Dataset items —
■ ■ ■ ■ ■ ■ ■
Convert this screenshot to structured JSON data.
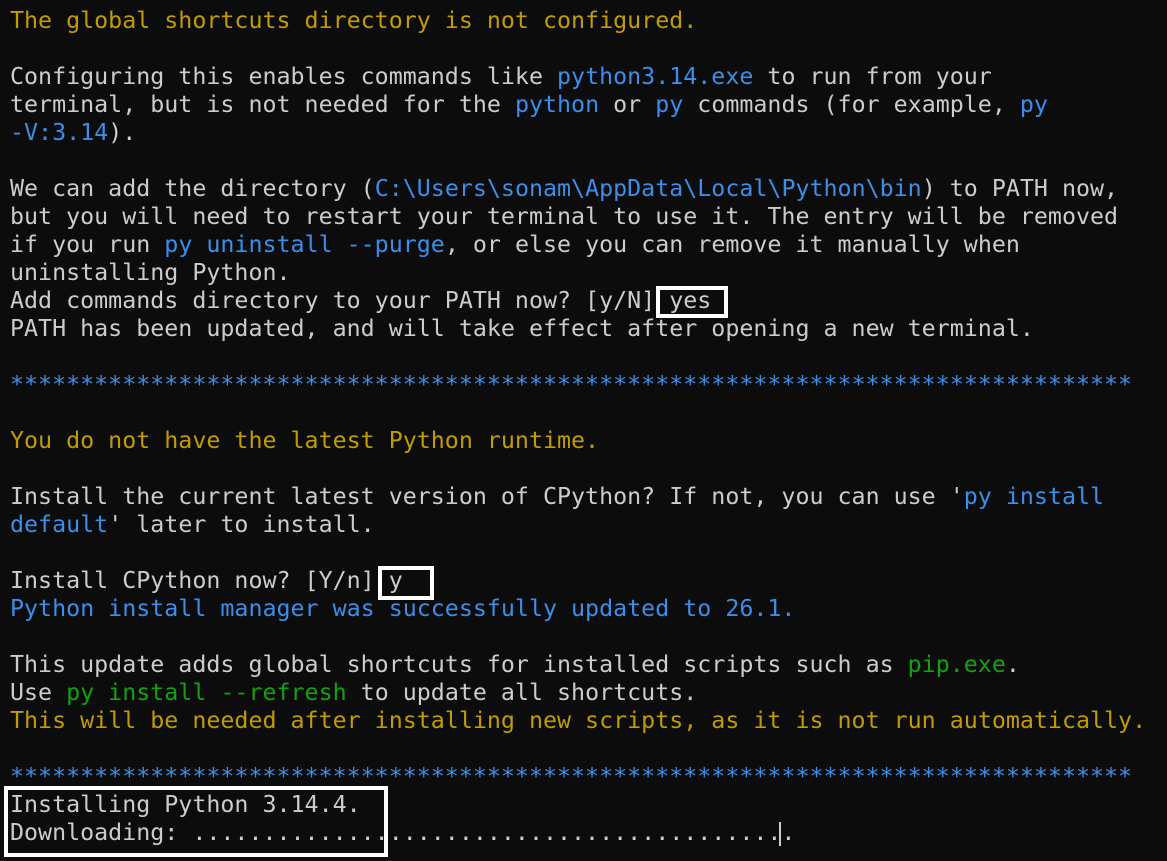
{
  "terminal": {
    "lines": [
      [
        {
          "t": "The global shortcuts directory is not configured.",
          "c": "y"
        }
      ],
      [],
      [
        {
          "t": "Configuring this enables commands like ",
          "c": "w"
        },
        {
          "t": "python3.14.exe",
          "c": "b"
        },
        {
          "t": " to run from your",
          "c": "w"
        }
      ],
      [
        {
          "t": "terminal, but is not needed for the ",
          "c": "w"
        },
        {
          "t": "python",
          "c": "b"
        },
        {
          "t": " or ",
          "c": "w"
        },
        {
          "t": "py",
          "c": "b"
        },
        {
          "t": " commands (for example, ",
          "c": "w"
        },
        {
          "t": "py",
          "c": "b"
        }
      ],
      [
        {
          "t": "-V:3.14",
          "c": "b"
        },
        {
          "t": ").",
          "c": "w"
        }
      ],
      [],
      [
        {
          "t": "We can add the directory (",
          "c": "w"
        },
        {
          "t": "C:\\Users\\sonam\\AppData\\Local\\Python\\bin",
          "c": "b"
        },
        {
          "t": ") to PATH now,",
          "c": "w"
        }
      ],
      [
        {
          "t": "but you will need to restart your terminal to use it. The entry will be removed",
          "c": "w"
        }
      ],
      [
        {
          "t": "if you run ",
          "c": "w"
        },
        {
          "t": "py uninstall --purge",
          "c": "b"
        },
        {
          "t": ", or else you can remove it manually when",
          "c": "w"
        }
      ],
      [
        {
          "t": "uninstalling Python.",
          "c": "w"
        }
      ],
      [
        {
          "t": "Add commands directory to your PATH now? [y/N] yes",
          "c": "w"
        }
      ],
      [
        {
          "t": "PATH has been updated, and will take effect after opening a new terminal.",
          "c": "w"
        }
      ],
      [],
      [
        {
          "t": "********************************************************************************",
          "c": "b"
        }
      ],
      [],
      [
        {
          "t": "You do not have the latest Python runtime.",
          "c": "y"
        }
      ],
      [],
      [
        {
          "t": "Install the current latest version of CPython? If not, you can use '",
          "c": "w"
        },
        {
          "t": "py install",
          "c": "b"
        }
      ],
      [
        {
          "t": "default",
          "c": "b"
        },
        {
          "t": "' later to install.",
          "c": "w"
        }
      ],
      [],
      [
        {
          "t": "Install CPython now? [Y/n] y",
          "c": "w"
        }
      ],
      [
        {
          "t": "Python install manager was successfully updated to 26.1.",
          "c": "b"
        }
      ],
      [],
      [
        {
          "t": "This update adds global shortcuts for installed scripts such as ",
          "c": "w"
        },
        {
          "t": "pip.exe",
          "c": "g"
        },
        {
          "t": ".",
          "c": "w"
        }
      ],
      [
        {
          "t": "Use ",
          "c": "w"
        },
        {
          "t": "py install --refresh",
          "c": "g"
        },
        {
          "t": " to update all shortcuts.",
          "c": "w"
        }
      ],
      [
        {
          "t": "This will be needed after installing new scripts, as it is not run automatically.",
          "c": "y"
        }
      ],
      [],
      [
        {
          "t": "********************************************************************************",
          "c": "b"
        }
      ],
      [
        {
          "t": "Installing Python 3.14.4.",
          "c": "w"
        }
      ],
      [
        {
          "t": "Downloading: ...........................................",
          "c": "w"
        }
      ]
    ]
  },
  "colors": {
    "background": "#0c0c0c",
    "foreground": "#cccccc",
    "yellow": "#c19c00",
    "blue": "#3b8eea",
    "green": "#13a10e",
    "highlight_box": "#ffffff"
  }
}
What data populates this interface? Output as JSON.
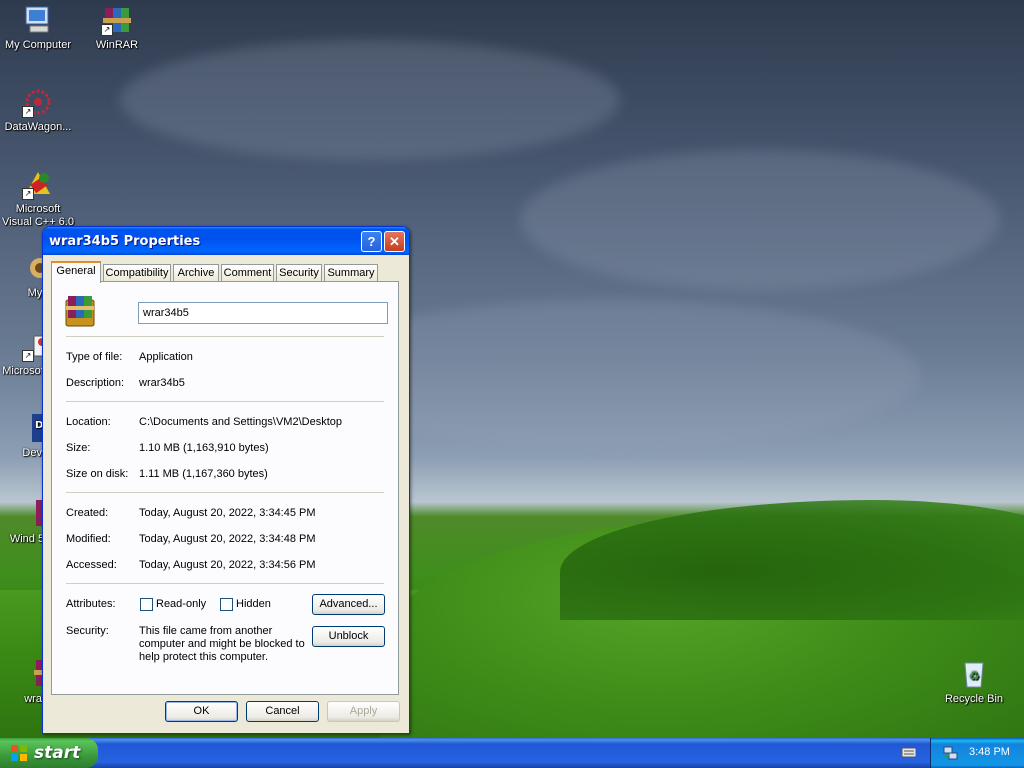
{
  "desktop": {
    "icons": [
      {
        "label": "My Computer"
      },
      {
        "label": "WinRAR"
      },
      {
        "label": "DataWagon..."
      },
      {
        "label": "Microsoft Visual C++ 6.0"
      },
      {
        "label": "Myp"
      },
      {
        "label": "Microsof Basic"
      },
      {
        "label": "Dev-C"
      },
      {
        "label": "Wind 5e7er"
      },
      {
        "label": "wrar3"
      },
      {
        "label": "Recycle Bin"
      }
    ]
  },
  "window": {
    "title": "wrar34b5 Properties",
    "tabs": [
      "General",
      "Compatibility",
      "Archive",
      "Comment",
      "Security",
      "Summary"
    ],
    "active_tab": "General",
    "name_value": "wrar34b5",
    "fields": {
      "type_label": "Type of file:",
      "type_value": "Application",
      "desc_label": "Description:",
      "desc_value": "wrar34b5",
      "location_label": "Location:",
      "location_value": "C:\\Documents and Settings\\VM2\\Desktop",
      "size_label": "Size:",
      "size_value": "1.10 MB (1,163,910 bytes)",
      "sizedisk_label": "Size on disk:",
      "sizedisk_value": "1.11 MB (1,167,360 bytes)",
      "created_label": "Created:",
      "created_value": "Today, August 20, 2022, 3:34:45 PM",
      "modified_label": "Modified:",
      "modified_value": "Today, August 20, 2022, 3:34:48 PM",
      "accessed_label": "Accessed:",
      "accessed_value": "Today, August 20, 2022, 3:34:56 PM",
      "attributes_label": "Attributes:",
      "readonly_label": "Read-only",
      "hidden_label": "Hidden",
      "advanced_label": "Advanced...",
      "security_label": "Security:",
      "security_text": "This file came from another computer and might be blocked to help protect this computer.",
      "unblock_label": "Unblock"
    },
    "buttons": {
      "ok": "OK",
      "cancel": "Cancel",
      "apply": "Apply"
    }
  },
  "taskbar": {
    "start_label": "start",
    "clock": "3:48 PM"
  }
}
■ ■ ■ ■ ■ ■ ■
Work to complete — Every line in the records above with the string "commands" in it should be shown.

Response area —
          "t": "Configuring this enables commands like ",
          "t": " commands (for example, ",
          "t": "Add commands directory to your PATH now? [y/N] yes",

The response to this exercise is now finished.